_Your goal_. In the entries that follow, find the word "monitor" and report each line it is on.

(Stored records)
== Segment start ==
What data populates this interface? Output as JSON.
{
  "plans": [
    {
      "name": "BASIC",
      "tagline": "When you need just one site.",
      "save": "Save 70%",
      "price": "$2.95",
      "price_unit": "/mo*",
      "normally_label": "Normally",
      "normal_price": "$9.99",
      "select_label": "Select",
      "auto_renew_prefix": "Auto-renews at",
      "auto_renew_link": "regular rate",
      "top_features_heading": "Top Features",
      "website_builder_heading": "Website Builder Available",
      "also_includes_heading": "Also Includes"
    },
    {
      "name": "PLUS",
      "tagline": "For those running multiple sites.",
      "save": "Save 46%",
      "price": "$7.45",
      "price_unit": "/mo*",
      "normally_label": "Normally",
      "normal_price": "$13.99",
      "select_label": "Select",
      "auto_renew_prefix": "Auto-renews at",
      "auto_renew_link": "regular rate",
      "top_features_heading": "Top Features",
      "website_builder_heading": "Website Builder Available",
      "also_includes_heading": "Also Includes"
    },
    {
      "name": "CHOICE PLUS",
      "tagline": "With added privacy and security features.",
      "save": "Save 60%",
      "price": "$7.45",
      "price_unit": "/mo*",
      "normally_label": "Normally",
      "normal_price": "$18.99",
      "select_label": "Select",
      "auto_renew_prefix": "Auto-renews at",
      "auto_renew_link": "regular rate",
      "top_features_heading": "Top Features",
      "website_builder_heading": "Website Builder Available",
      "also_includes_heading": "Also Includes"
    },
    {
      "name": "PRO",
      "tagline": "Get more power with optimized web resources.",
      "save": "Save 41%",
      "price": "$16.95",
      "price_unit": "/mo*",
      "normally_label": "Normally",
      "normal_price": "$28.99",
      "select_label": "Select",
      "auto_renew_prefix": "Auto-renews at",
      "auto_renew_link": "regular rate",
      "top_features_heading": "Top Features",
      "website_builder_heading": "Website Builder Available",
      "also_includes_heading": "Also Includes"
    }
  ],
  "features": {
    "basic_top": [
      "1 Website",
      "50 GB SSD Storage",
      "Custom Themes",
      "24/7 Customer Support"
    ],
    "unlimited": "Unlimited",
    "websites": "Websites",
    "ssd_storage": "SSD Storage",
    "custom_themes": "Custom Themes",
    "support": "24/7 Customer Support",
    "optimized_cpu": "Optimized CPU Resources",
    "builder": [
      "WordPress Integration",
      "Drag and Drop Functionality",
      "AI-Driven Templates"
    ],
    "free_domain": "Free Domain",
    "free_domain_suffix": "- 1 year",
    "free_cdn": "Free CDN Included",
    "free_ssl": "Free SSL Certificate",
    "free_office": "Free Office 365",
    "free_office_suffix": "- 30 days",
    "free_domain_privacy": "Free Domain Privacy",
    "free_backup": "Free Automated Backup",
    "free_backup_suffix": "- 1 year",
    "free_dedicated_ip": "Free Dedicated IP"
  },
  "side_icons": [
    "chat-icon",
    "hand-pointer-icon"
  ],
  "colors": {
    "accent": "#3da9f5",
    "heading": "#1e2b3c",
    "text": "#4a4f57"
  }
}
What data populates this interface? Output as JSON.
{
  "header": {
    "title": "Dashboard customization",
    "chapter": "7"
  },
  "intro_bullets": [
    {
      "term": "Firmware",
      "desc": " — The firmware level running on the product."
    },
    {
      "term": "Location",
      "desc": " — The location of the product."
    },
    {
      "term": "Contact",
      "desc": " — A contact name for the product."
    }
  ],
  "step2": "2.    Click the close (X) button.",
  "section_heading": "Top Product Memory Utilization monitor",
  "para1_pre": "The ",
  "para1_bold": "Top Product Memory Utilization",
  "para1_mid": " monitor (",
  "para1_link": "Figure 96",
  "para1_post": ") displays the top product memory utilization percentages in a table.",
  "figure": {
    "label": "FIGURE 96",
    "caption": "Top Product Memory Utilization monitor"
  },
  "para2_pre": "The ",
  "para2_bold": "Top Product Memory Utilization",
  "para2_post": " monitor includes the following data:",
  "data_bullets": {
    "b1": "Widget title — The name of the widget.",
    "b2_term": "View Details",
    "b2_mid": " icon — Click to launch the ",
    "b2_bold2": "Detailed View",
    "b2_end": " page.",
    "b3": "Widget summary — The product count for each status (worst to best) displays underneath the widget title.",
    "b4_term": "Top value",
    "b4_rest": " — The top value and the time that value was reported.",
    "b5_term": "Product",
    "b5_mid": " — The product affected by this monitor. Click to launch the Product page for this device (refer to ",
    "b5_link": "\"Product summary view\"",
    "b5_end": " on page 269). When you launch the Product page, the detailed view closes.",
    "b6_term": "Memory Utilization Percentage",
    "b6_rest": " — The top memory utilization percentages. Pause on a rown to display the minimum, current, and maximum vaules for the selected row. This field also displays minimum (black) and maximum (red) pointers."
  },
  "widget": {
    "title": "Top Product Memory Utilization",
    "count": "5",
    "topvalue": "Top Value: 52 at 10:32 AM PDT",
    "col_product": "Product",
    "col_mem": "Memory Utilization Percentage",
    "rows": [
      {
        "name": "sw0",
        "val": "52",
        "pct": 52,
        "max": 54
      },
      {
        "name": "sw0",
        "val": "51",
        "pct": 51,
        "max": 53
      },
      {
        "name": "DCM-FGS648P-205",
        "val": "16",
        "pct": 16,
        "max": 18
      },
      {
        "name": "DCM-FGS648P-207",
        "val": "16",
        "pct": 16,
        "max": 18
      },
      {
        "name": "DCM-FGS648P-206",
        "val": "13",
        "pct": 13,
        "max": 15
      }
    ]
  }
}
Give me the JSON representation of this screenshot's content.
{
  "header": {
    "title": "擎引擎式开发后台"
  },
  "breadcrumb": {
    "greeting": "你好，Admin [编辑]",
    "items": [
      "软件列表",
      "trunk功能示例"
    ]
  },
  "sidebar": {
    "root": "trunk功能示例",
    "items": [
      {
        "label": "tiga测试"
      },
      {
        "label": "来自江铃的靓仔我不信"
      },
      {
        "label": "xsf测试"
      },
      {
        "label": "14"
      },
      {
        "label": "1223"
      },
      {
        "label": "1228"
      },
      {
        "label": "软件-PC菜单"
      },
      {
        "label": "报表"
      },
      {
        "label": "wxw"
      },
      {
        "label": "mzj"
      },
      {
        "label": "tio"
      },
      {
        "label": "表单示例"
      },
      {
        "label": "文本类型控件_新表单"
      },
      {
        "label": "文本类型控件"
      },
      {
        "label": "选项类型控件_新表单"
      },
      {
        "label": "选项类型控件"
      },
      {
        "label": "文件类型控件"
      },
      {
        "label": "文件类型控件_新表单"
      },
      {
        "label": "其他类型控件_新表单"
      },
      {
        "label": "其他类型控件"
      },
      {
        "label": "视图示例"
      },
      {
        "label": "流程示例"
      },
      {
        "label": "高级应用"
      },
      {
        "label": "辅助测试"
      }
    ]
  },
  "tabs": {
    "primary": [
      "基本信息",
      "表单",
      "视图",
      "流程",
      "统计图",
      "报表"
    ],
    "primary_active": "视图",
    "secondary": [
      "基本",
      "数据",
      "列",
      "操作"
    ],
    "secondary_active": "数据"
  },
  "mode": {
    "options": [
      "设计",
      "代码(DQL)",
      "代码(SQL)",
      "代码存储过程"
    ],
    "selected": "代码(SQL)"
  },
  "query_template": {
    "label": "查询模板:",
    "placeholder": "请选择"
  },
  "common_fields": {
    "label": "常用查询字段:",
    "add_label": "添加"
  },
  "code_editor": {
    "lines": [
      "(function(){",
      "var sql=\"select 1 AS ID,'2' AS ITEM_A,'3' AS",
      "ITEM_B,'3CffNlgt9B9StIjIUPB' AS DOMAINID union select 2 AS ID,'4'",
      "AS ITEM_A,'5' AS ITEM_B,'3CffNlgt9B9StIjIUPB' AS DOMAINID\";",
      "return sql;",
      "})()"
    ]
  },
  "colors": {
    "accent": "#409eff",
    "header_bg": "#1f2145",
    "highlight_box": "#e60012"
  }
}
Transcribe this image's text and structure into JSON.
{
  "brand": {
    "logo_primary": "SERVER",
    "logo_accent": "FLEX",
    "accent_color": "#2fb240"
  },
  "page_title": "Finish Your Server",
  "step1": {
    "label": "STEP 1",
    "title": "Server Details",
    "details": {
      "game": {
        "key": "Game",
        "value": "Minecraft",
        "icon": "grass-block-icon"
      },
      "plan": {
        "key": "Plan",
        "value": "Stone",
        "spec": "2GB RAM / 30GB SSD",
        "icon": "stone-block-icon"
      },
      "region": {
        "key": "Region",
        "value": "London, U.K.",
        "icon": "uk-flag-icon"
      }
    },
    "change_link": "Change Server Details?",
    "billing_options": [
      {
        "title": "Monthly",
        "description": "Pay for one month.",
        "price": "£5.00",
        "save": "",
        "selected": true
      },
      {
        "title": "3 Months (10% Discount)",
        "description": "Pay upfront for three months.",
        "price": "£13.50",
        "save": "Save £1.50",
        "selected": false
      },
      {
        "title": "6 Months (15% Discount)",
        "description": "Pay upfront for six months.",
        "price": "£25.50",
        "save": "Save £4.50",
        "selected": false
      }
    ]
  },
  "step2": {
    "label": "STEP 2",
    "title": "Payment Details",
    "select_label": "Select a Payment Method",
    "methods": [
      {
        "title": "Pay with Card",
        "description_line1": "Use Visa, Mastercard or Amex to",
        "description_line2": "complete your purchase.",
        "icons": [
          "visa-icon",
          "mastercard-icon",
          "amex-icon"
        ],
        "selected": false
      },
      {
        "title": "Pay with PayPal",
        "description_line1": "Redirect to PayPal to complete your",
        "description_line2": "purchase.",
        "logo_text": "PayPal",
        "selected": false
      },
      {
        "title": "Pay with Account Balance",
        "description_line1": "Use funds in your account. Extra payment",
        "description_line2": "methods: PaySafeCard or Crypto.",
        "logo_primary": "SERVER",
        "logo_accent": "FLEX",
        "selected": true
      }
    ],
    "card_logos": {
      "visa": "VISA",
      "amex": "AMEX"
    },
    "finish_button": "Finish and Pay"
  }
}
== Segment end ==
_Task result_.
  "section_heading": "Top Product Memory Utilization monitor",
  "para1_mid": " monitor (",
    "caption": "Top Product Memory Utilization monitor"
  "para2_post": " monitor includes the following data:",
    "b5_mid": " — The product affected by this monitor. Click to launch the Product page for this device (refer to ",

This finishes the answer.